(Website and app data records)
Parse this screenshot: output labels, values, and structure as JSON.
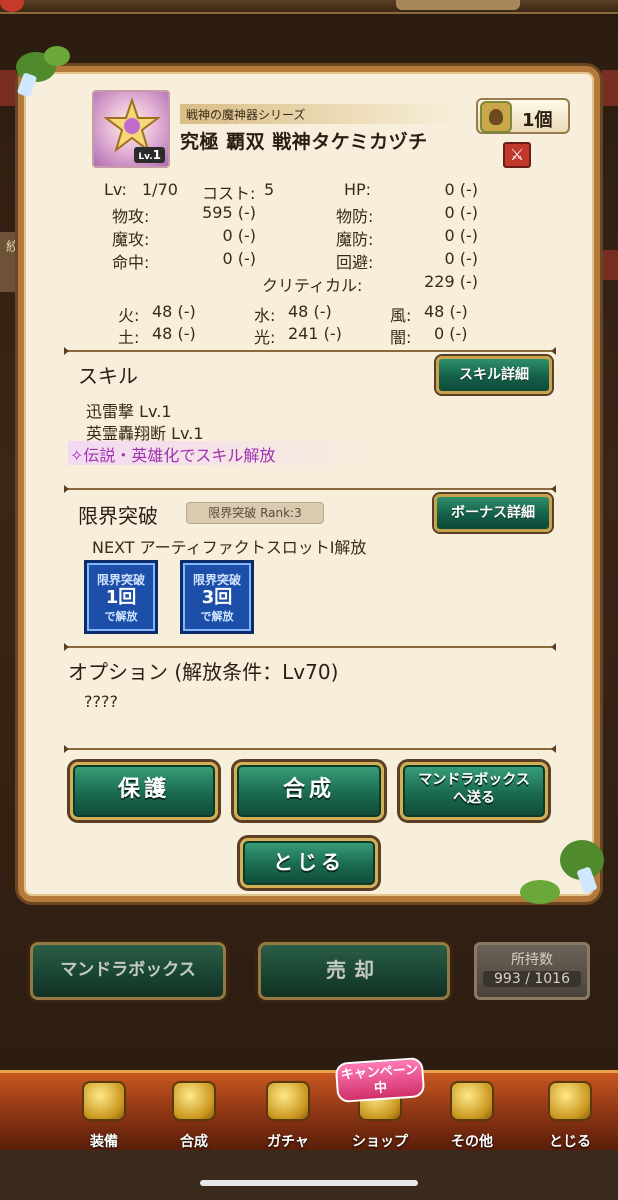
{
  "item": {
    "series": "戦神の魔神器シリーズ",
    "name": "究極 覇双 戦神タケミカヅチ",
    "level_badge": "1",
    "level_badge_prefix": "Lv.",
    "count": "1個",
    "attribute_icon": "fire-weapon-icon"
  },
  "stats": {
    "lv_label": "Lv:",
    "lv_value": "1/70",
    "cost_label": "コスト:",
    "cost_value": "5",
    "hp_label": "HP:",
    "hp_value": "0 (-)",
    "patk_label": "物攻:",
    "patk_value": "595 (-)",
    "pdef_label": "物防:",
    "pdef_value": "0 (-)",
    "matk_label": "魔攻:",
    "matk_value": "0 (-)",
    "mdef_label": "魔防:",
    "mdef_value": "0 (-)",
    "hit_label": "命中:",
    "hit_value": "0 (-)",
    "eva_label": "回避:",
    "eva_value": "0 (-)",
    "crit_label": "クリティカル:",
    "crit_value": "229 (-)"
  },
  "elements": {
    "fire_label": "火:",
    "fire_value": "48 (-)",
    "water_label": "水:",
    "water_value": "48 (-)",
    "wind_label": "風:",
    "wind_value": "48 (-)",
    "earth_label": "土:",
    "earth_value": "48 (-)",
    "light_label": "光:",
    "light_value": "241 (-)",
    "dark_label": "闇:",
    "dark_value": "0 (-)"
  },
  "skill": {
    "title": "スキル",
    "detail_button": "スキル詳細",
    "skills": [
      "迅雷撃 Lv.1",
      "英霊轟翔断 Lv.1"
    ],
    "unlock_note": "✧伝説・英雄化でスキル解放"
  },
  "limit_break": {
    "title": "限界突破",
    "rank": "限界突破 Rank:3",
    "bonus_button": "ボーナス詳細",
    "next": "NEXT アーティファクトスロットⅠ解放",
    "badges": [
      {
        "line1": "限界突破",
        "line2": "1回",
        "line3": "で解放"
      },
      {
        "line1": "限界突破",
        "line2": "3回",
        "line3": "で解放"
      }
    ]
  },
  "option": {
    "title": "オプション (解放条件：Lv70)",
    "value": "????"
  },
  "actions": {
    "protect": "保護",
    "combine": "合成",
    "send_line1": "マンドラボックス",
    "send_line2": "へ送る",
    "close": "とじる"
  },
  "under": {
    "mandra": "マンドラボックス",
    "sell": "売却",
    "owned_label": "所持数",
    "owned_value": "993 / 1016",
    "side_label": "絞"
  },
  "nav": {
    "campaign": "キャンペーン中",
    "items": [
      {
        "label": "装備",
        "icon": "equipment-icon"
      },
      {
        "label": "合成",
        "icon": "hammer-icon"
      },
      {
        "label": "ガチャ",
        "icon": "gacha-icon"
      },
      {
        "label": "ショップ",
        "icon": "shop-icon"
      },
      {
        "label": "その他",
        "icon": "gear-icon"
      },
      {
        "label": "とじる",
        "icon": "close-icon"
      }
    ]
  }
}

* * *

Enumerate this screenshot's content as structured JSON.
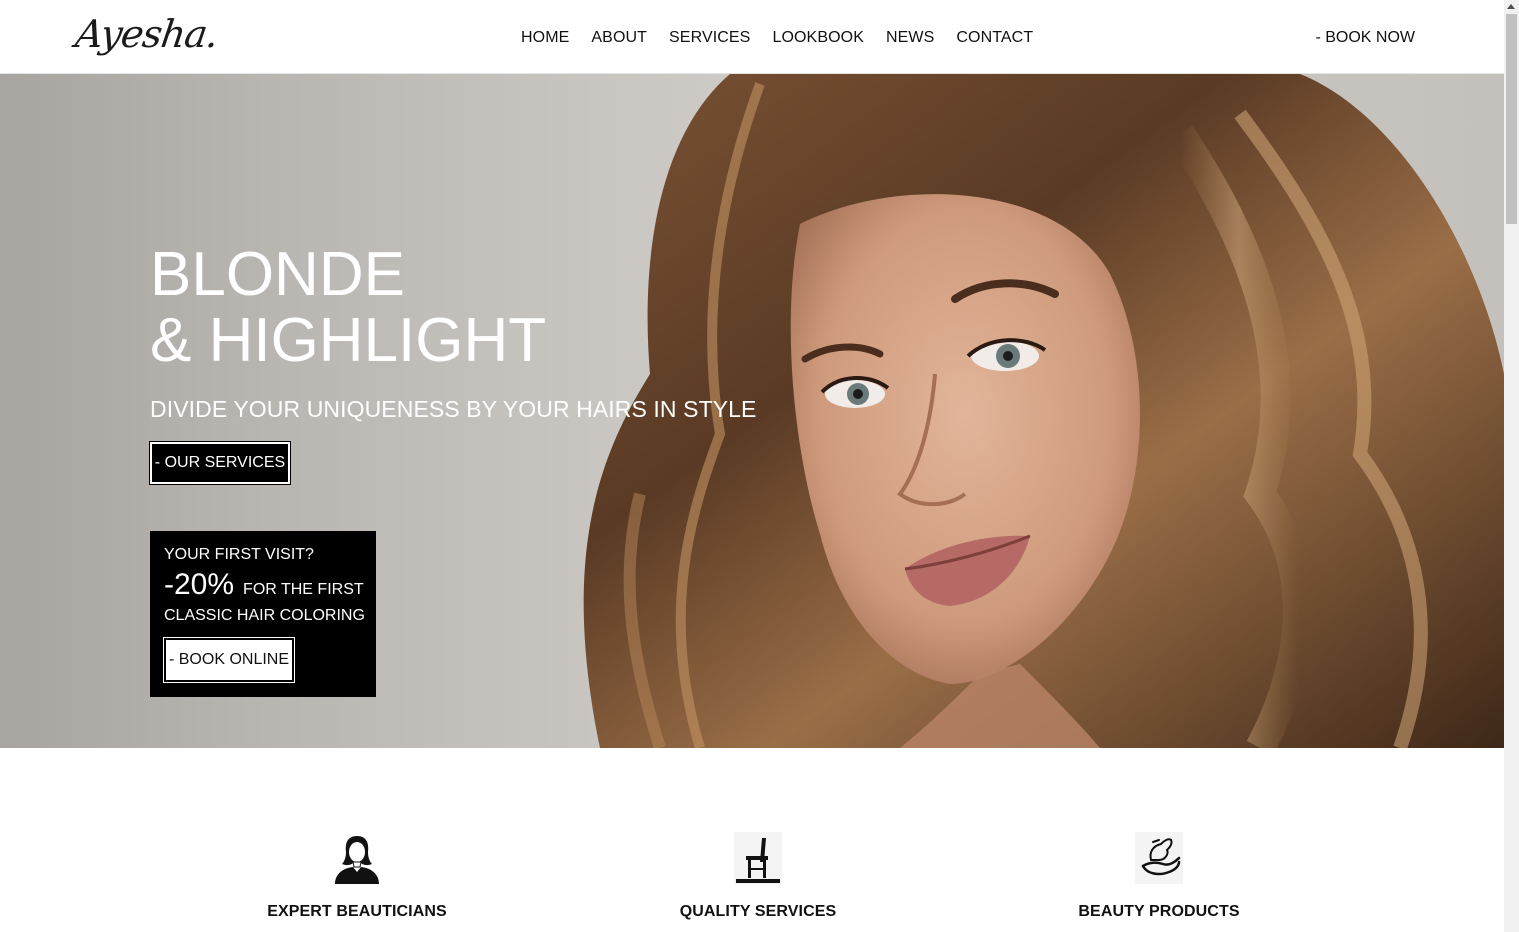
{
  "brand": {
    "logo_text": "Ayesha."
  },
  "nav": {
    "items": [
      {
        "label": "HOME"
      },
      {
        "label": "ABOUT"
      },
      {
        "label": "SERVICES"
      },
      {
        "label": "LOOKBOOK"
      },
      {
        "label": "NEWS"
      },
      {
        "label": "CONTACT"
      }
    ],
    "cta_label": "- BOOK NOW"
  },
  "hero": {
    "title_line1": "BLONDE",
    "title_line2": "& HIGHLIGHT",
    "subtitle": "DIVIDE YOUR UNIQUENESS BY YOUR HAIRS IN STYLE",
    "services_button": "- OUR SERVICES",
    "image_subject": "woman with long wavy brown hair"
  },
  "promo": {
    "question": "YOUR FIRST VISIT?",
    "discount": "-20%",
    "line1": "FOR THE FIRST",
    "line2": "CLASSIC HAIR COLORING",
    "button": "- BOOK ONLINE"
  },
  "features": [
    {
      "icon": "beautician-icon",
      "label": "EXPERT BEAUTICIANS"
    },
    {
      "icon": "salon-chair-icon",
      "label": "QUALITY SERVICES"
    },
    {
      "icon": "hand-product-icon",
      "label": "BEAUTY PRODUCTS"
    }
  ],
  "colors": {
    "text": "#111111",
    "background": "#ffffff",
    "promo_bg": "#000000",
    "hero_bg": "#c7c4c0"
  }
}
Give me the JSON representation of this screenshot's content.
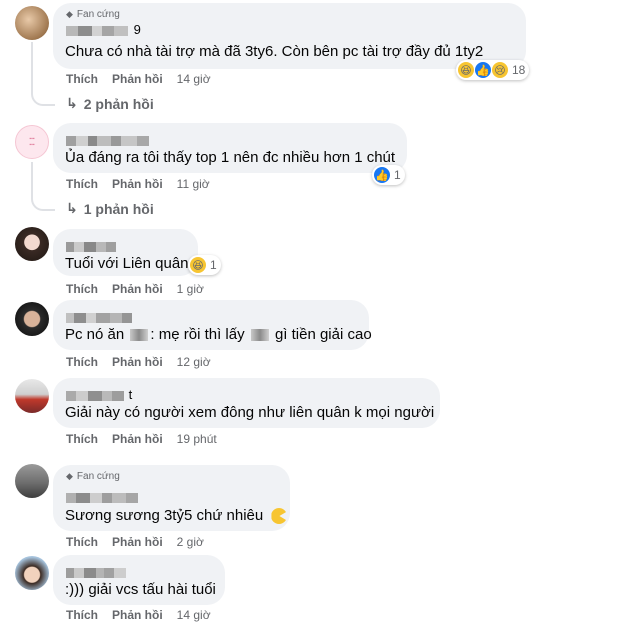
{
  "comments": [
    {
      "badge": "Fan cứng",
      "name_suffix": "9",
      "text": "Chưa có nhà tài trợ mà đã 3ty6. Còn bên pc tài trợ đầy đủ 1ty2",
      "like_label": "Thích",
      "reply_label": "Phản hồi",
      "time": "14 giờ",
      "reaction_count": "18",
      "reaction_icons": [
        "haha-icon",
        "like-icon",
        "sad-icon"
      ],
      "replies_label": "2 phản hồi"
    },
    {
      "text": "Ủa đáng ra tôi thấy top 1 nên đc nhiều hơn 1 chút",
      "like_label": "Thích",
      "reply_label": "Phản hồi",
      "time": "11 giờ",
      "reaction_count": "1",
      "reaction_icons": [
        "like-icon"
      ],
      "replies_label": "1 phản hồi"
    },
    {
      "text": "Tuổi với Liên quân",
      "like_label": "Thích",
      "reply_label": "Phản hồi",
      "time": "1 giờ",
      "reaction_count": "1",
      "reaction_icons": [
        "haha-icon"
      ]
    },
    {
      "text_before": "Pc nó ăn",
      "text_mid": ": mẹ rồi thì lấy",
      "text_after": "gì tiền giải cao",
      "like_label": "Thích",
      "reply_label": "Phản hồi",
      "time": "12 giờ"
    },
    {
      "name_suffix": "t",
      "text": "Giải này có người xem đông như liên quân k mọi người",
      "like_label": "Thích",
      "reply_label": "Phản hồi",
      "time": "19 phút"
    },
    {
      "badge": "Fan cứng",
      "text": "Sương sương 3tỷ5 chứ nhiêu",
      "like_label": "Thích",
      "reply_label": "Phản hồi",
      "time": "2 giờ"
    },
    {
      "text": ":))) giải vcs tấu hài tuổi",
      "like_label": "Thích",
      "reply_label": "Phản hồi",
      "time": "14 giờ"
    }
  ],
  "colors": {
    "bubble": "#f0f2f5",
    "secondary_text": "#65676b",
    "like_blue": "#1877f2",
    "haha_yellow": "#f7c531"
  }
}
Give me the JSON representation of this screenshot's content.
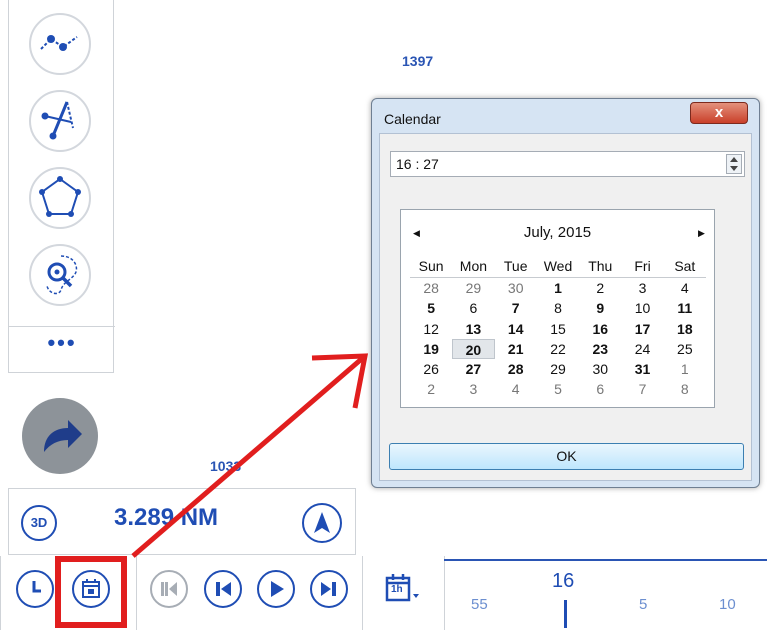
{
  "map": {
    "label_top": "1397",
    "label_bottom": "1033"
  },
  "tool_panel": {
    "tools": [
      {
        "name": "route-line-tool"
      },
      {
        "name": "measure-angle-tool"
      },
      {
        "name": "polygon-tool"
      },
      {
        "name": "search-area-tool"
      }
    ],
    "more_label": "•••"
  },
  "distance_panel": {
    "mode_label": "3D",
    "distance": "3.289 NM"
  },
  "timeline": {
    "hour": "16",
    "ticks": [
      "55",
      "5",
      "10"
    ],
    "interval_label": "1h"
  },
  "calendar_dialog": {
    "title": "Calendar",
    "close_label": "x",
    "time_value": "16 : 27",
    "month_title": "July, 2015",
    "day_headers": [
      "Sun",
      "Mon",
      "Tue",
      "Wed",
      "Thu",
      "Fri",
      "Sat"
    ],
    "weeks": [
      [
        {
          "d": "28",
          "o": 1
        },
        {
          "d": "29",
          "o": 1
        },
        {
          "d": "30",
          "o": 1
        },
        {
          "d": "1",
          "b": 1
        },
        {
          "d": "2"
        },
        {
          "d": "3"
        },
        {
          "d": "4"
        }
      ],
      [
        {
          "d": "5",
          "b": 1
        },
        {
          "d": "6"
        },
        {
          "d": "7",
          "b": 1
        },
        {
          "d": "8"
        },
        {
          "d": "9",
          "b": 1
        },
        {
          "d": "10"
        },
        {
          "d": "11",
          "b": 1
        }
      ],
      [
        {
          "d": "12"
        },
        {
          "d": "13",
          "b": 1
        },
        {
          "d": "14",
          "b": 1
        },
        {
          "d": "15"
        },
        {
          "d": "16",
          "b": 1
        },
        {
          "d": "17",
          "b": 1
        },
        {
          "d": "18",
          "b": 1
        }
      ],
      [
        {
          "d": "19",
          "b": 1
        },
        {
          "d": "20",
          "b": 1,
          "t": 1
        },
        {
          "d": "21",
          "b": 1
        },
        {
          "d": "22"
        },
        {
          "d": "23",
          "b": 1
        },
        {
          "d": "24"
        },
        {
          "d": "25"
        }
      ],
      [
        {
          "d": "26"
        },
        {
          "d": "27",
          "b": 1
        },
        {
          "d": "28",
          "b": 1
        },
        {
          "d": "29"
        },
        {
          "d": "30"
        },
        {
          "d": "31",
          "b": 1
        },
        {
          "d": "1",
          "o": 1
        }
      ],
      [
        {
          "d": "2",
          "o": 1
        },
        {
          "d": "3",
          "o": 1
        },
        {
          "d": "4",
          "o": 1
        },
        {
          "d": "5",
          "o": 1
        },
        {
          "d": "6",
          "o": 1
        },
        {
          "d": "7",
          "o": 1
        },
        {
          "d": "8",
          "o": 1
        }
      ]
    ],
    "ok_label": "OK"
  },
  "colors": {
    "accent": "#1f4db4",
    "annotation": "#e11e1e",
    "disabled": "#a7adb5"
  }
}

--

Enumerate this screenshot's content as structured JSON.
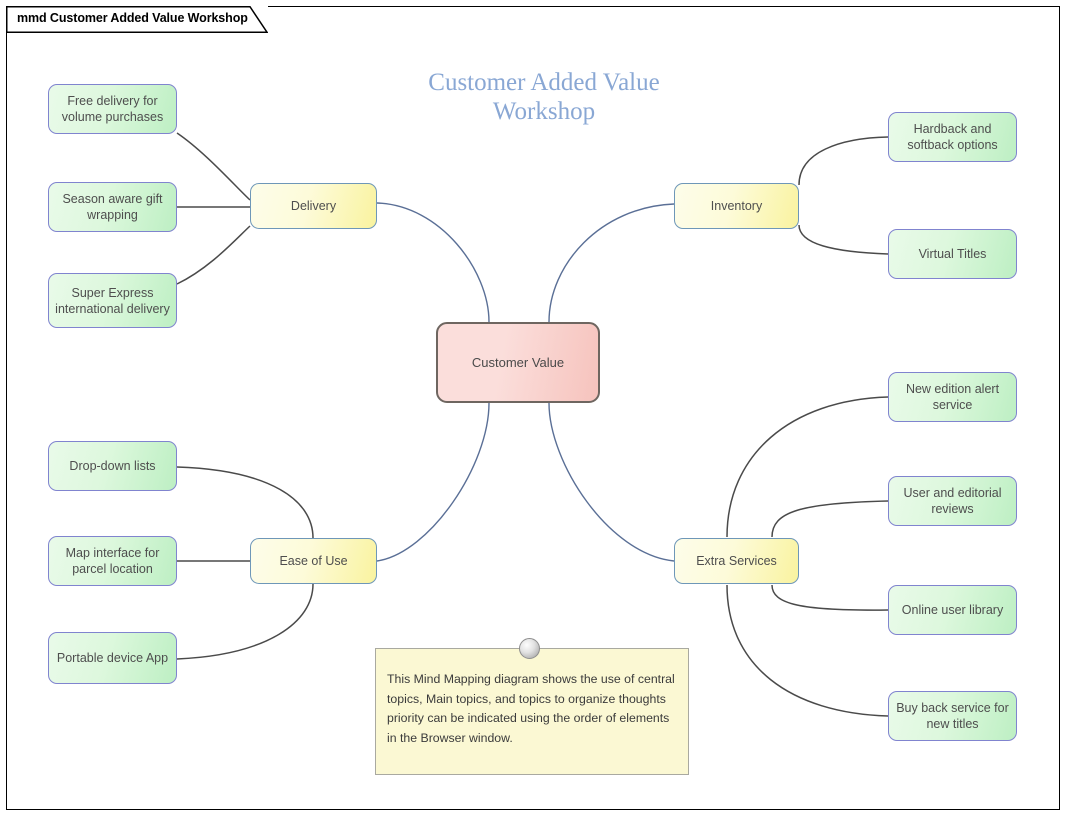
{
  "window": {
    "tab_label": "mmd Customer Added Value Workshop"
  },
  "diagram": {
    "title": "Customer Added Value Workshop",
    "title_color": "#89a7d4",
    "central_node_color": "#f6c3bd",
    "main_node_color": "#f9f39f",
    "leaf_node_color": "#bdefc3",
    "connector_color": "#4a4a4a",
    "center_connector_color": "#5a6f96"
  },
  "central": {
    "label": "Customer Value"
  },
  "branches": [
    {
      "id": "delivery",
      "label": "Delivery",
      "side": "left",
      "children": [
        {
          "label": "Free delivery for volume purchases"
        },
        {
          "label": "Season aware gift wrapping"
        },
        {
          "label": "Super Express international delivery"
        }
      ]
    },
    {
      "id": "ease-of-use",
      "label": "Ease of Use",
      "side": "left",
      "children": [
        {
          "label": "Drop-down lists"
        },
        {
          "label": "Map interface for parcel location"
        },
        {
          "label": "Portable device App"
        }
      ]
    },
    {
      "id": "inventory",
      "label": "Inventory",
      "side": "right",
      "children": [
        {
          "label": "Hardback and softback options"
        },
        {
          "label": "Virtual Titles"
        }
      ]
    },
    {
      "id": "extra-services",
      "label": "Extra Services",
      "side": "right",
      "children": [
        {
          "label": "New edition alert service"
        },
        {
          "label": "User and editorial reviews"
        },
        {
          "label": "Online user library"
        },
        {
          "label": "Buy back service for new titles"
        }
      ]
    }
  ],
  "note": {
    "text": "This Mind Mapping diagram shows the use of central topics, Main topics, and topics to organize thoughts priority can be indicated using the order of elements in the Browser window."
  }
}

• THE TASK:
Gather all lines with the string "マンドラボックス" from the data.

• RESULT:
    "send_line1": "マンドラボックス",
    "mandra": "マンドラボックス",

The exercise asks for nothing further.